Councillor Patel represents Manor Park ward in Newham. His Labour Party profile describes him as a train manager with Virgin Trains. He is also one of Sir Robin’s appointees as a “community lead councillor” with additional children and early years responsibilities. For these duties he received in 2016/17 a special responsibility allowance of £8,433.39 in addition to his standard councillor allowance of £10,842.
The person in charge of running the trigger ballot was Councillor Patrick Murphy, chosen by Newham Labour’s Local Campaign Forum in conjunction with the party’s London region for the task of procedures secretary. His duties included distributing trigger ballot papers. Councillor Murphy too was a mayoral adviser at the time, receiving a special responsibility allowance of £7,871.50. He is still on Sir Robin’s team, currently as a “delivery lead” councillor, with responsibility for environment policy.
My information is that the TSSA Euston branch received no direct communication from Councillor Murphy, unlike other unions entitled to vote in the ballot. Rather, Councillor Patel in person brought the ballot paper to a Euston branch officer, who signed it off without really appreciating what it was or giving it more than a moment’s attention. A vote was eventually added to the pile favouring Sir Robin’s automatic re-selection. The final result was 20-17.
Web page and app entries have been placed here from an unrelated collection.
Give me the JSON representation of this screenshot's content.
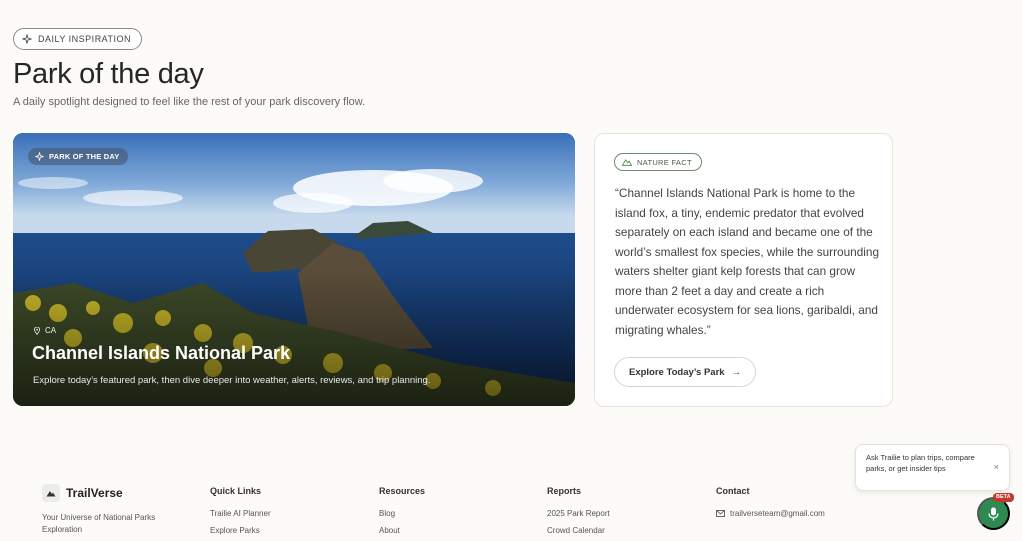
{
  "header": {
    "badge_label": "DAILY INSPIRATION",
    "title": "Park of the day",
    "subtitle": "A daily spotlight designed to feel like the rest of your park discovery flow."
  },
  "featured_park": {
    "badge_label": "PARK OF THE DAY",
    "state": "CA",
    "name": "Channel Islands National Park",
    "description": "Explore today’s featured park, then dive deeper into weather, alerts, reviews, and trip planning."
  },
  "fact_card": {
    "badge_label": "NATURE FACT",
    "text": "“Channel Islands National Park is home to the island fox, a tiny, endemic predator that evolved separately on each island and became one of the world’s smallest fox species, while the surrounding waters shelter giant kelp forests that can grow more than 2 feet a day and create a rich underwater ecosystem for sea lions, garibaldi, and migrating whales.”",
    "button_label": "Explore Today’s Park",
    "button_arrow": "→"
  },
  "footer": {
    "brand_name": "TrailVerse",
    "tagline": "Your Universe of National Parks Exploration",
    "quick_links": {
      "heading": "Quick Links",
      "items": [
        "Trailie AI Planner",
        "Explore Parks"
      ]
    },
    "resources": {
      "heading": "Resources",
      "items": [
        "Blog",
        "About"
      ]
    },
    "reports": {
      "heading": "Reports",
      "items": [
        "2025 Park Report",
        "Crowd Calendar"
      ]
    },
    "contact": {
      "heading": "Contact",
      "email": "trailverseteam@gmail.com"
    }
  },
  "chat": {
    "tip_text": "Ask Trailie to plan trips, compare parks, or get insider tips",
    "close_glyph": "×",
    "beta_label": "BETA"
  },
  "colors": {
    "page_bg": "#fcfbf7",
    "accent_green": "#2f8a52",
    "beta_red": "#c0392b"
  },
  "icons": {
    "badge": "sparkle-icon",
    "fact": "mountain-icon",
    "location": "map-pin-icon",
    "email": "mail-icon",
    "mic": "microphone-icon"
  }
}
What can conclusions can be drawn from this intriguing tale? Let us not jump to any. Pieces of it are still missing. I have contacted Councillors Patel and Murphy seeking their accounts of how the TSSA vote was handled. Councillor Murphy has referred me to Labour’s London region, which has so far maintained that the trigger ballot was run correctly. Councillor Patel has yet to reply. If a different account from the one above emerges, I will amend this article to reflect that.
In the meantime, it seems fair to assume that had the ballot paper been sent to TSSA HQ – which also happens to be in Euston – instead of finding its way to an officer of the local branch of the union, the total number of votes favouring Sir Robin’s automatic re-selection would have been one vote and the open selection total one vote greater, making the final score an even closer 19-18.
Labour Party members in Newham who were, and remain, unhappy with how the trigger ballot was conducted have claimed that a total of seven votes for automatic re-selection were questionable. They also argue that a conflict of interest arose from Councillor Murphy’s being in receipt of a special responsibility allowance thanks to the mayor and his role as procedures secretary.
The NEC has so far declined to conduct the investigation into the trigger ballot process that was requested back in January. The complainants contend that the NEC has a contractual obligation to do so, partly because, as they put it, “the procedural rules were inconsistently applied”. Exchanges continue between the respective legal advisers of the complainants and of Labour and its NEC. The progress of the dispute is being followed with interest.
Last updated on 20 November, 2016. More on this story here.